‘Keep calm and carry on’ might be our unofficial national mantra, but it seems it only takes a blizzard or two to derail us, both literally and metaphorically.
Yes, the Beast from the East has arrived, and yes, like an annoying relative not taking the hint, it is refusing to leave.
The beautiful chocolate box scenes of crisp, white blankets of snow across Yorkshire are oddly tranquil and soothing - and a stark contrast to the chaos they have caused.
There have been some inevitable tragedies and near misses, and thoughts have to be with those families and individuals who have been affected.
But the stories of individual fortitude and heroism are also, conversely, an indictment of our apparent lack of collective resilience.
It’s become a bit of a cliché, I know, but we need to look at how other countries deal with inclement weather and the full force of Mother Nature.
Yes, of course, countries that have more snowfall will deal with it better.
But it is, ultimately, just snow - and we are turning into a nation of snowflakes.
On the whole, it has to be said, Leeds has managed to keep running pretty well through the blizzards.
The gritters have been out in force, laying down some of their 5,000-tonne supply.
Leeds City Council’s website tells us there is a year round plan to keep “the most important roads and some major pedestrian areas in Leeds safe and as free as possible from wintry hazards”.

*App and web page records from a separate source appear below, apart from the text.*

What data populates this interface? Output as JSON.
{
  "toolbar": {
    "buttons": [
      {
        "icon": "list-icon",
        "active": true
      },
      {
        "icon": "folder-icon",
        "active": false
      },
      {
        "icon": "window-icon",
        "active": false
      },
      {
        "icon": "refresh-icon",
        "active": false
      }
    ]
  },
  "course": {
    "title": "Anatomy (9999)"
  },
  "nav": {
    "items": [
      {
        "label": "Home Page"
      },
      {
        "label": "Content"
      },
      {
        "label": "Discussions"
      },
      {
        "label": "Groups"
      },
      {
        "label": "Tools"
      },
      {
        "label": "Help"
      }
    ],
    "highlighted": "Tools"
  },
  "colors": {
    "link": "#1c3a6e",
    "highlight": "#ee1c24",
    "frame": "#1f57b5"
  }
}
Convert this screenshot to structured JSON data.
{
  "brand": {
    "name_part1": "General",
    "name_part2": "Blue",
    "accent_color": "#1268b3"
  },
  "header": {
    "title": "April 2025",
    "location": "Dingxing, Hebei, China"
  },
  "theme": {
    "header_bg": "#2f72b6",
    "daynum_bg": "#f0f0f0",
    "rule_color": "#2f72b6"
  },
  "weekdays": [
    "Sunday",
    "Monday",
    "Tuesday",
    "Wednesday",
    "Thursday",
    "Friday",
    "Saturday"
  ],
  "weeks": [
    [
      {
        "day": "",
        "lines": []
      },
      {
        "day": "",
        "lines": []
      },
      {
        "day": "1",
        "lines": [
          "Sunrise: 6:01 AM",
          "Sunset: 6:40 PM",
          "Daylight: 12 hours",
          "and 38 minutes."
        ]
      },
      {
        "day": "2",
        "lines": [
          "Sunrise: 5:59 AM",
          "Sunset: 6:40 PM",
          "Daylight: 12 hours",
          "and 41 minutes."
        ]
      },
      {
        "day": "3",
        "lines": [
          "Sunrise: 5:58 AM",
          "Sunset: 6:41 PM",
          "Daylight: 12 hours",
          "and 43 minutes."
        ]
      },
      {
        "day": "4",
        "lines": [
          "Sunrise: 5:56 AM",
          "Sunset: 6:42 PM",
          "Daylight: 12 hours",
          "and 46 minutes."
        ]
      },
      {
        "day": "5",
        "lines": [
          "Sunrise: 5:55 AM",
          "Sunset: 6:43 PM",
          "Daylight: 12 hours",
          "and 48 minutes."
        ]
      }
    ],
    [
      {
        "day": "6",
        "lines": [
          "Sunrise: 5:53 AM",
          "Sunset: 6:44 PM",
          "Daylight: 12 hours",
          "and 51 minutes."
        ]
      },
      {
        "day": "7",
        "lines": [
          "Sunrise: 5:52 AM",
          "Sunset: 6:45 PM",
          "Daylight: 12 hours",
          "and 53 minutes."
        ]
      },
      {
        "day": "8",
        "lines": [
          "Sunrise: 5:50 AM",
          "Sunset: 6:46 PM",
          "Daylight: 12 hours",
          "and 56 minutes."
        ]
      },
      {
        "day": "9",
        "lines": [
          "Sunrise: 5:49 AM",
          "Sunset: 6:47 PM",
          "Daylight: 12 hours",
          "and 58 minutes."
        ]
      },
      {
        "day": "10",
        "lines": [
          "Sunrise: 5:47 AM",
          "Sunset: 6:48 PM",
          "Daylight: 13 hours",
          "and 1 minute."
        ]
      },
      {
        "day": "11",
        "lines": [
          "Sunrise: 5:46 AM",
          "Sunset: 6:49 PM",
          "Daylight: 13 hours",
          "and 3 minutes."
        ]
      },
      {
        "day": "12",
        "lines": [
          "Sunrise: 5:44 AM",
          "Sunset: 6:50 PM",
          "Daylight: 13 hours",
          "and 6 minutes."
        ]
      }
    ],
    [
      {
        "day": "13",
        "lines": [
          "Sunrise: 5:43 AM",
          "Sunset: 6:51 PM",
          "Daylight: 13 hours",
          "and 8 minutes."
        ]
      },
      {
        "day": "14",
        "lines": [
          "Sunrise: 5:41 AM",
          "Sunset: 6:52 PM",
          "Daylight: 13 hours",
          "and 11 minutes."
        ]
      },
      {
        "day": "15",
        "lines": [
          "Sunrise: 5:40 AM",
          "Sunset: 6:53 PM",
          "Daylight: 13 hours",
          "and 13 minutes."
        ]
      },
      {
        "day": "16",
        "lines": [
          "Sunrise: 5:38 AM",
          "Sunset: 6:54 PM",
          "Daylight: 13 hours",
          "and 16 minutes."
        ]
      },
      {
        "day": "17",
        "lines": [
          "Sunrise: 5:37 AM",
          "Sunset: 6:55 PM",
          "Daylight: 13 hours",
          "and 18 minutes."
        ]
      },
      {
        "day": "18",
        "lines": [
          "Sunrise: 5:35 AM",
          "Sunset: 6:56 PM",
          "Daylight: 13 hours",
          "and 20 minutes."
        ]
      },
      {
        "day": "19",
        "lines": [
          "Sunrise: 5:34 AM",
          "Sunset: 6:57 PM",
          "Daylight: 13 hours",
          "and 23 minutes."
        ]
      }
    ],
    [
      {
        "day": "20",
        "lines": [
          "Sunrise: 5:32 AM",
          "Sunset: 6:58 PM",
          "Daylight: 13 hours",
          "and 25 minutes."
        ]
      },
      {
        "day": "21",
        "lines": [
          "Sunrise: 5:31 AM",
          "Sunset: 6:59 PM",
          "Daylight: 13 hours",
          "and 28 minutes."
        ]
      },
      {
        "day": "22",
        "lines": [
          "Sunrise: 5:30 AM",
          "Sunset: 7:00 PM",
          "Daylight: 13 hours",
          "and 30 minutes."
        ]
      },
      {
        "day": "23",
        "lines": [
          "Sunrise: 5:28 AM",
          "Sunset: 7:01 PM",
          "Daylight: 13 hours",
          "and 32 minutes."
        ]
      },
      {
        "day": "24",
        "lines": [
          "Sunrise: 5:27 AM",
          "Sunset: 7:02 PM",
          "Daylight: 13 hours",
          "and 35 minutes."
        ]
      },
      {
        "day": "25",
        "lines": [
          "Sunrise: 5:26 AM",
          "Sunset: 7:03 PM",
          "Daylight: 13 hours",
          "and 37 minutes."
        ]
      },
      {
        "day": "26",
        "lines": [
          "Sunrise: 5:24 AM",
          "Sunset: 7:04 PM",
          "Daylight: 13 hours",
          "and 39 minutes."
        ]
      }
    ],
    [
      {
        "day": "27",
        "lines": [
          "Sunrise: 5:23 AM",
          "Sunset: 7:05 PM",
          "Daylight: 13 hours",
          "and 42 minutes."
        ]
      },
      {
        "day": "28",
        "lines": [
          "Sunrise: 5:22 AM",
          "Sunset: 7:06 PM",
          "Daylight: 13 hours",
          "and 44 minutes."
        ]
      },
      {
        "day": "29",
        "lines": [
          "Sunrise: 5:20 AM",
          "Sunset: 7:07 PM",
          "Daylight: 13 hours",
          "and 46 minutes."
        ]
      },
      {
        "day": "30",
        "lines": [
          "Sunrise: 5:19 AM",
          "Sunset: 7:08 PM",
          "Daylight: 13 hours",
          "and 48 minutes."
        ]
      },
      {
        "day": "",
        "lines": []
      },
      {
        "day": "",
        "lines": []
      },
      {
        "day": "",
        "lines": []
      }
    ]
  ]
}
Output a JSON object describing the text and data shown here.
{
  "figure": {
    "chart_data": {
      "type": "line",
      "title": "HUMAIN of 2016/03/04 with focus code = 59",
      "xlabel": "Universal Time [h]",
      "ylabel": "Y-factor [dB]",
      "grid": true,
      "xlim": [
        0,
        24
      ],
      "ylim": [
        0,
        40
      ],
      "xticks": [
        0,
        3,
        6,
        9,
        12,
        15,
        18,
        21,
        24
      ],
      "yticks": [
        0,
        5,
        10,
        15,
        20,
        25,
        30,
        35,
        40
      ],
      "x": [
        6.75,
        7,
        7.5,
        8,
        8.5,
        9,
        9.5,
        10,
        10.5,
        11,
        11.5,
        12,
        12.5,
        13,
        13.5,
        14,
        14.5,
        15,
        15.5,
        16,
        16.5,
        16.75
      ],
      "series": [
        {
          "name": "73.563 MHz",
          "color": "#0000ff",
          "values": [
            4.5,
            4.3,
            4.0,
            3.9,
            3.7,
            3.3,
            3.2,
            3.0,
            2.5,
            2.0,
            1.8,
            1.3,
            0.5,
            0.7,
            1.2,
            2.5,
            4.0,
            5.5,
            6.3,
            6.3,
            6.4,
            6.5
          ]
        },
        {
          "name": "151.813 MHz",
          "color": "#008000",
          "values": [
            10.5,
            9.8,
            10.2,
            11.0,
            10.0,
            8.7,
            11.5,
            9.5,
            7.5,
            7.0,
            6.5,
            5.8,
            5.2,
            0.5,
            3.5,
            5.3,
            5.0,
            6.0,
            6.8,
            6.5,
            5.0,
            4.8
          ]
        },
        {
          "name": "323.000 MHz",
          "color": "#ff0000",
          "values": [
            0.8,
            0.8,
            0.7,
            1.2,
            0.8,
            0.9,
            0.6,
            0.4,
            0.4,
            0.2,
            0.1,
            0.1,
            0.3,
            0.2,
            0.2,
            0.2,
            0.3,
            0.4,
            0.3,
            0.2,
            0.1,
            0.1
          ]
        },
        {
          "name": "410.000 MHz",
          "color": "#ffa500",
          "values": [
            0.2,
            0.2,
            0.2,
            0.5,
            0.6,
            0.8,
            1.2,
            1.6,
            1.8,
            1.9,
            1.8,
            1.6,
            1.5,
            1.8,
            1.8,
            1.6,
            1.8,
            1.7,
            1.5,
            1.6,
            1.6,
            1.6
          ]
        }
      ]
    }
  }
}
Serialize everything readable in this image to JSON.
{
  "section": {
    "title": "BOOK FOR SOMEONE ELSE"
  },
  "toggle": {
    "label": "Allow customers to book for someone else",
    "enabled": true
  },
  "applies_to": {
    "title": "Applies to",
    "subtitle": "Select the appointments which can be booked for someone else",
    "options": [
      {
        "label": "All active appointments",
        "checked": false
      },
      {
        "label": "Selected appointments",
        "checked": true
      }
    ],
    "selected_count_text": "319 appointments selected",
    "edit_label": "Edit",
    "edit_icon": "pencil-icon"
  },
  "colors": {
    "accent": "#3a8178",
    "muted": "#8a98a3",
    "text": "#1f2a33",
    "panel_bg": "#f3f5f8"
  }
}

But we have all known about the impending arrival of Storm Emma for at least a week. And still the chaos.
Is there really a need for mass school closures - 256 in Leeds at last count - and train cancellations?
The knock on effect on the workforce is hugely damaging to the economy.
I think the real issues here are not at local level, where individual councils, health services and other public servants have been doing a fantastic job.
It’s a lack of real strategy at national level.
The last serious and wholesale review of our winter weather planning was back in 2010.
The Quarmby report recommended 11 measures to get national Government, local councils, transport providers and the public ready for future winter weather.
It noted that “in most respects local authorities and the transport industry rose to the massive challenge.”
However there were “still lessons to be learned and improvements to be made”.
I’d suggest that there are still many more lessons to be learned.
If the changing climate is going to mean the return of the severe winters of yore (albeit at the start of Spring or whenever Mother Nature fancies) then co-ordination and forethought is going to be key.
It’s not just about practical innovations - heated pavements like Norway, anyone? - but also a look at alternative, flexible ways of working and studying.
Like many things, it comes down to money.
But it also has to be about our responsibility to each other as citizens.
And that’s why the final word has to go to those hardy Loiners and snow heroes who have been going above and beyond to keep the city - and our faith in the human spirit - going in the last few days.
They include the care worker who got stranded on her way to visit a disabled client in Guiseley, so decided to complete her journey on foot, as well as the council gritting staff who have been working 12 hour shifts to keep us all safe.
Mother Nature can do her worst. We’ve got plenty of Yorkshire grit, of all varieties, to fight back.
That’s the real lesson to be learned from this savagely snowy interlude.